vcl –> cppcanvas metafile renderer –> vcl
drawing layer –> vcl –> cppcanvas metafile renderer –> vcl –> drawing layer
another interesting part is actual rendering into canvas bitmap and using that bitmap later in code using vcl API.
EMF+ implementation has some extensive logging, best if you do a dbgutil build, and then
before running LibreOffice; it will give you lots of useful hints.
You can also fallback to EMF (from EMF+) rendering via
Printing from Writer works like this:
1) individual pages print by passing an appropriate OutputDevice to XRenderable
2) in drawinglayer, a VclMetafileProcessor2D is used to record everything on
the page (because the OutputDevice has been set up to record a GDIMetaFile)
3) the pages' GDIMetaFiles are converted to PDF by the vcl::PDFWriter
Creating the ODF thumbnail for the first page works as above except step 3 is:
3) the GDIMetaFile is replayed to create the thumbnail
On-screen display differs in step 1 and 2:
1) the VCL Window gets invalidated somehow and paints itself
2) in drawinglayer, a
VclPixelProcessor2D is used to display the content
Debugging the PDF export becomes much easier when compression is disabled (so the PDF file is directly readable) and the MARK function puts comments into the PDF file about which method generated the following PDF content.
The compression can be disabled even using an env. var:
To de-compress the contents of a PDF file written by a release build or other programs, use the “pdfunzip” tool:
bin/run pdfunzip input.pdf output.pdf

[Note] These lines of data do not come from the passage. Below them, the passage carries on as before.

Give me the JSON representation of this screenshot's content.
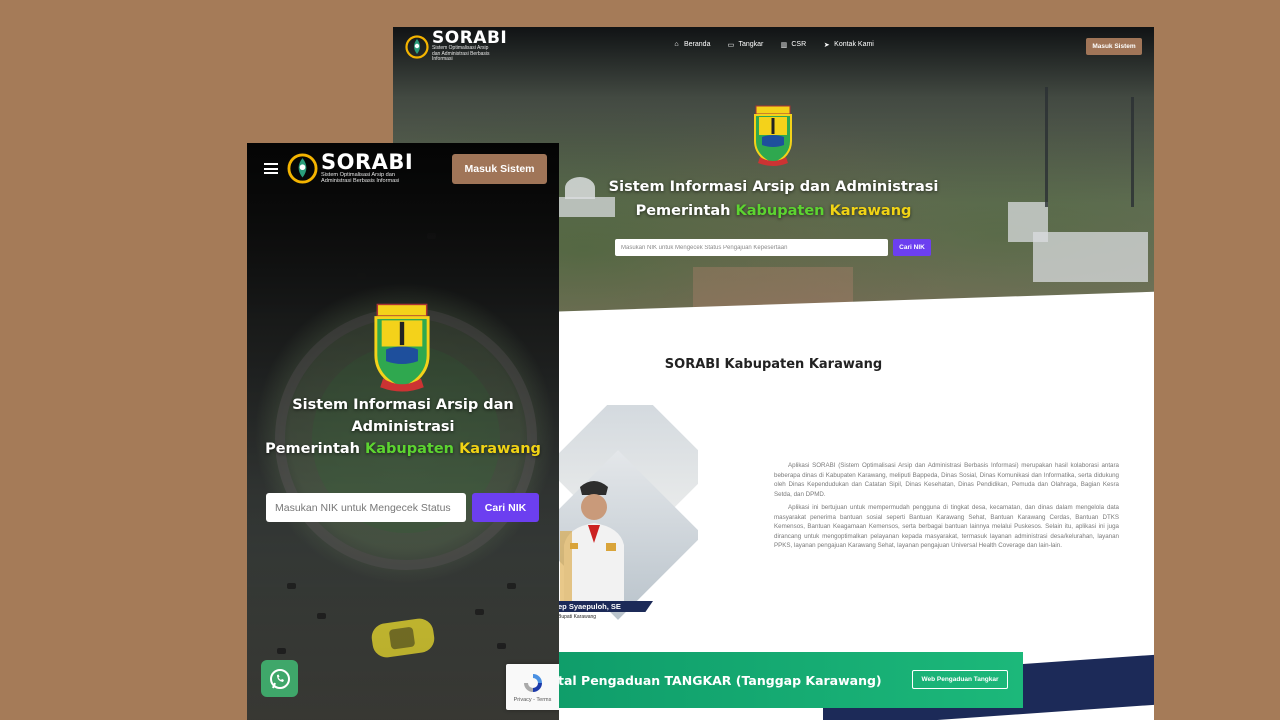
{
  "desktop": {
    "brand": {
      "name": "SORABI",
      "tagline": "Sistem Optimalisasi Arsip dan Administrasi Berbasis Informasi"
    },
    "nav": [
      {
        "label": "Beranda",
        "icon": "home-icon"
      },
      {
        "label": "Tangkar",
        "icon": "inbox-icon"
      },
      {
        "label": "CSR",
        "icon": "chart-icon"
      },
      {
        "label": "Kontak Kami",
        "icon": "send-icon"
      }
    ],
    "login_label": "Masuk Sistem",
    "hero": {
      "title_line1": "Sistem Informasi Arsip dan Administrasi",
      "title_pre": "Pemerintah ",
      "title_green": "Kabupaten ",
      "title_yellow": "Karawang",
      "search_placeholder": "Masukan NIK untuk Mengecek Status Pengajuan Kepesertaan",
      "search_button": "Cari NIK"
    },
    "section_title": "SORABI Kabupaten Karawang",
    "official": {
      "name": "ep Syaepuloh, SE",
      "role": "Bupati Karawang"
    },
    "paragraphs": [
      "Aplikasi SORABI (Sistem Optimalisasi Arsip dan Administrasi Berbasis Informasi) merupakan hasil kolaborasi antara beberapa dinas di Kabupaten Karawang, meliputi Bappeda, Dinas Sosial, Dinas Komunikasi dan Informatika, serta didukung oleh Dinas Kependudukan dan Catatan Sipil, Dinas Kesehatan, Dinas Pendidikan, Pemuda dan Olahraga, Bagian Kesra Setda, dan DPMD.",
      "Aplikasi ini bertujuan untuk mempermudah pengguna di tingkat desa, kecamatan, dan dinas dalam mengelola data masyarakat penerima bantuan sosial seperti Bantuan Karawang Sehat, Bantuan Karawang Cerdas, Bantuan DTKS Kemensos, Bantuan Keagamaan Kemensos, serta berbagai bantuan lainnya melalui Puskesos. Selain itu, aplikasi ini juga dirancang untuk mengoptimalkan pelayanan kepada masyarakat, termasuk layanan administrasi desa/kelurahan, layanan PPKS, layanan pengajuan Karawang Sehat, layanan pengajuan Universal Health Coverage dan lain-lain."
    ],
    "banner": {
      "text": "tal Pengaduan TANGKAR (Tanggap Karawang)",
      "button": "Web Pengaduan Tangkar"
    }
  },
  "mobile": {
    "brand": {
      "name": "SORABI",
      "tagline": "Sistem Optimalisasi Arsip dan Administrasi Berbasis Informasi"
    },
    "login_label": "Masuk Sistem",
    "hero": {
      "title_line1": "Sistem Informasi Arsip dan",
      "title_line2": "Administrasi",
      "title_pre": "Pemerintah ",
      "title_green": "Kabupaten ",
      "title_yellow": "Karawang",
      "search_placeholder": "Masukan NIK untuk Mengecek Status",
      "search_button": "Cari NIK"
    },
    "recaptcha_text": "Privacy - Terms"
  },
  "colors": {
    "background": "#a57b58",
    "login_button": "#a07558",
    "search_button": "#6c3ff0",
    "highlight_green": "#5cd430",
    "highlight_yellow": "#f1d315",
    "banner_green": "#1cb87a",
    "navy": "#1c2a58"
  }
}
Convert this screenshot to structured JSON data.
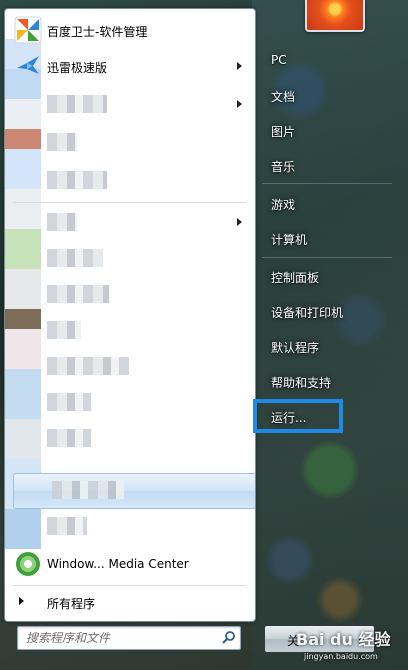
{
  "start_menu": {
    "pinned_programs": [
      {
        "label": "百度卫士-软件管理",
        "has_submenu": false,
        "icon": "baidu-shield-icon",
        "icon_color": "#f05a28"
      },
      {
        "label": "迅雷极速版",
        "has_submenu": true,
        "icon": "thunder-bird-icon",
        "icon_color": "#2b86d9"
      }
    ],
    "bottom_program": {
      "label": "Window... Media Center",
      "icon": "media-center-icon",
      "icon_color": "#3fa13a"
    },
    "all_programs_label": "所有程序",
    "search_placeholder": "搜索程序和文件",
    "right_pane": [
      {
        "label": "PC"
      },
      {
        "label": "文档"
      },
      {
        "label": "图片"
      },
      {
        "label": "音乐"
      },
      {
        "label": "游戏"
      },
      {
        "label": "计算机"
      },
      {
        "label": "控制面板"
      },
      {
        "label": "设备和打印机"
      },
      {
        "label": "默认程序"
      },
      {
        "label": "帮助和支持"
      },
      {
        "label": "运行..."
      }
    ],
    "shutdown_label": "关"
  },
  "watermark": {
    "text": "Bai du 经验",
    "sub": "jingyan.baidu.com"
  },
  "colors": {
    "highlight_border": "#1d8ae6",
    "hover_row": "#c2daf3"
  }
}
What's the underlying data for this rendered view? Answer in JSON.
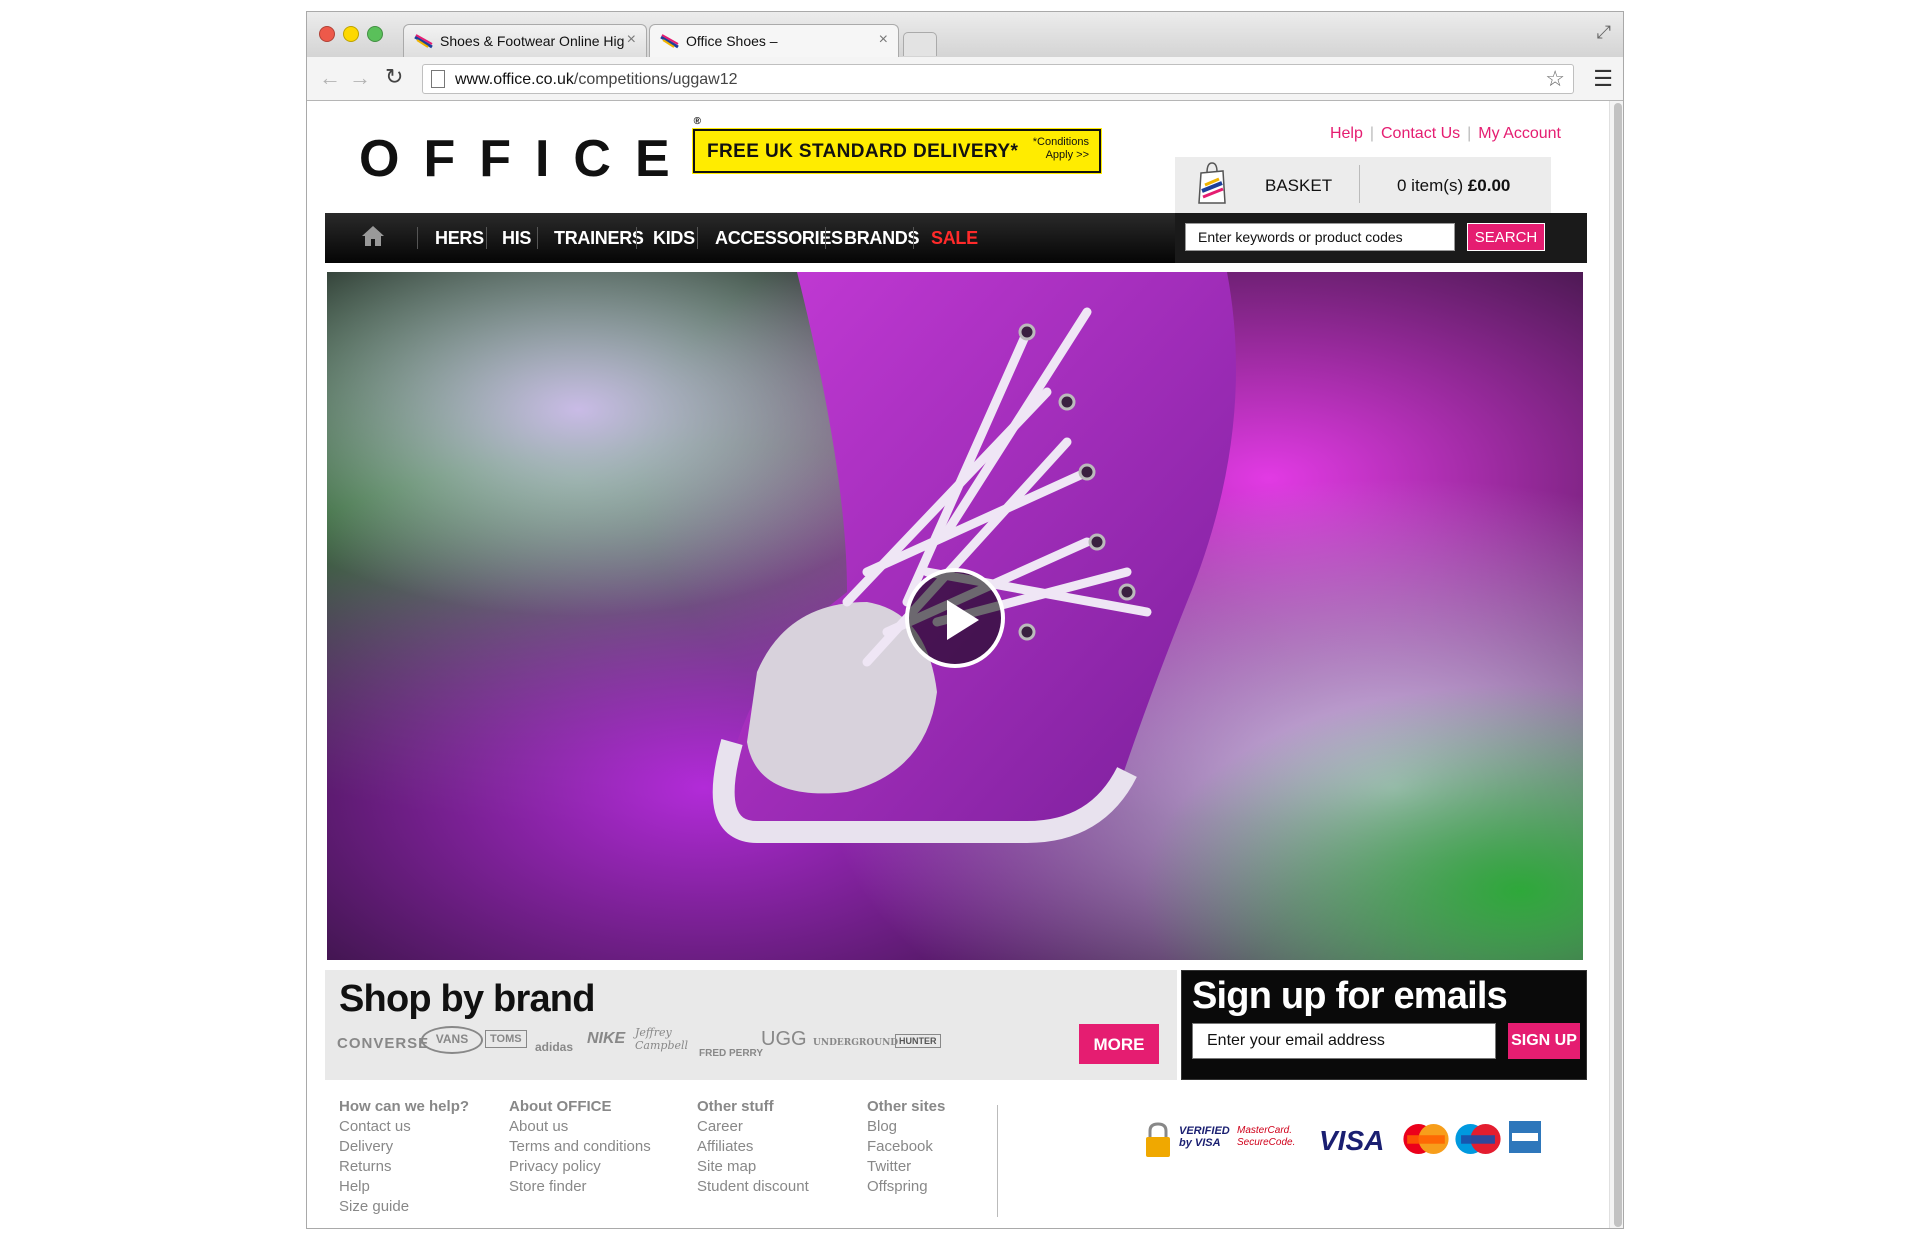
{
  "browser": {
    "tabs": [
      {
        "title": "Shoes & Footwear Online Hig",
        "active": false
      },
      {
        "title": "Office Shoes –",
        "active": true
      }
    ],
    "url_domain": "www.office.co.uk",
    "url_path": "/competitions/uggaw12"
  },
  "header": {
    "links": [
      "Help",
      "Contact Us",
      "My Account"
    ],
    "logo": "OFFICE",
    "delivery_banner": {
      "text": "FREE UK STANDARD DELIVERY*",
      "conditions": "*Conditions Apply >>"
    },
    "basket": {
      "label": "BASKET",
      "items_text": "0 item(s) ",
      "total": "£0.00"
    }
  },
  "nav": {
    "items": [
      "HERS",
      "HIS",
      "TRAINERS",
      "KIDS",
      "ACCESSORIES",
      "BRANDS",
      "SALE"
    ],
    "search_placeholder": "Enter keywords or product codes",
    "search_button": "SEARCH"
  },
  "shop_by_brand": {
    "title": "Shop by brand",
    "brands": [
      "CONVERSE",
      "VANS",
      "TOMS",
      "adidas",
      "NIKE",
      "Jeffrey Campbell",
      "FRED PERRY",
      "UGG",
      "UNDERGROUND",
      "HUNTER"
    ],
    "more_button": "MORE"
  },
  "signup": {
    "title": "Sign up for emails",
    "placeholder": "Enter your email address",
    "button": "SIGN UP"
  },
  "footer": {
    "columns": [
      {
        "heading": "How can we help?",
        "links": [
          "Contact us",
          "Delivery",
          "Returns",
          "Help",
          "Size guide"
        ]
      },
      {
        "heading": "About OFFICE",
        "links": [
          "About us",
          "Terms and conditions",
          "Privacy policy",
          "Store finder"
        ]
      },
      {
        "heading": "Other stuff",
        "links": [
          "Career",
          "Affiliates",
          "Site map",
          "Student discount"
        ]
      },
      {
        "heading": "Other sites",
        "links": [
          "Blog",
          "Facebook",
          "Twitter",
          "Offspring"
        ]
      }
    ],
    "security": [
      "VERIFIED by VISA",
      "MasterCard. SecureCode."
    ],
    "payments": [
      "VISA",
      "MasterCard",
      "Maestro",
      "American Express"
    ]
  },
  "colors": {
    "accent": "#e51d71",
    "delivery_yellow": "#ffec00",
    "sale_red": "#ff2a2a",
    "nav_bg": "#111111"
  }
}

The solar mutex is the “big kernel lock” of LibreOffice, a global one. It’s a recursive mutex, so it’s allowed to take the lock on the same thread multiple times, and only the last unlock will actually release the mutex.
UNO methods on components can be called from multiple threads, while the majority of the codebase is not prepared for multi-threading. One way to get around this mismatch is to create a SolarMutexGuard instance at the start of each & every UNO method implementation, but only when it is necessary:
Only acquire the SolarMutex if you actually need it (e.g., not in functions that return static information).
Only around the code that actually needs it (i.e., never call out with it locked).
This way you ensure that code (not prepared for multithreading) is still executed only on a single thread.
In case you expect that your caller takes the solar mutex, then you can use
DBG_TESTSOLARMUTEX() macro to assert that in dbgutil builds.
Event listeners are a special (but frequent) case of the “never call out with
a mutex (
SolarMutex or other) locked” fundamental rule:
UNO methods can be called from multiple threads, so most implementations take the solar mutex as their first action when necessary.
This can be problematic if later calling out (an event handler is called), where the called function may be an UNO method implementation as well and may be invoked on a different thread.
So we try to not own the solar mutex, whenever we call out (invoke event listeners).
In short, never hold any mutex unless necessary, especially not when calling out.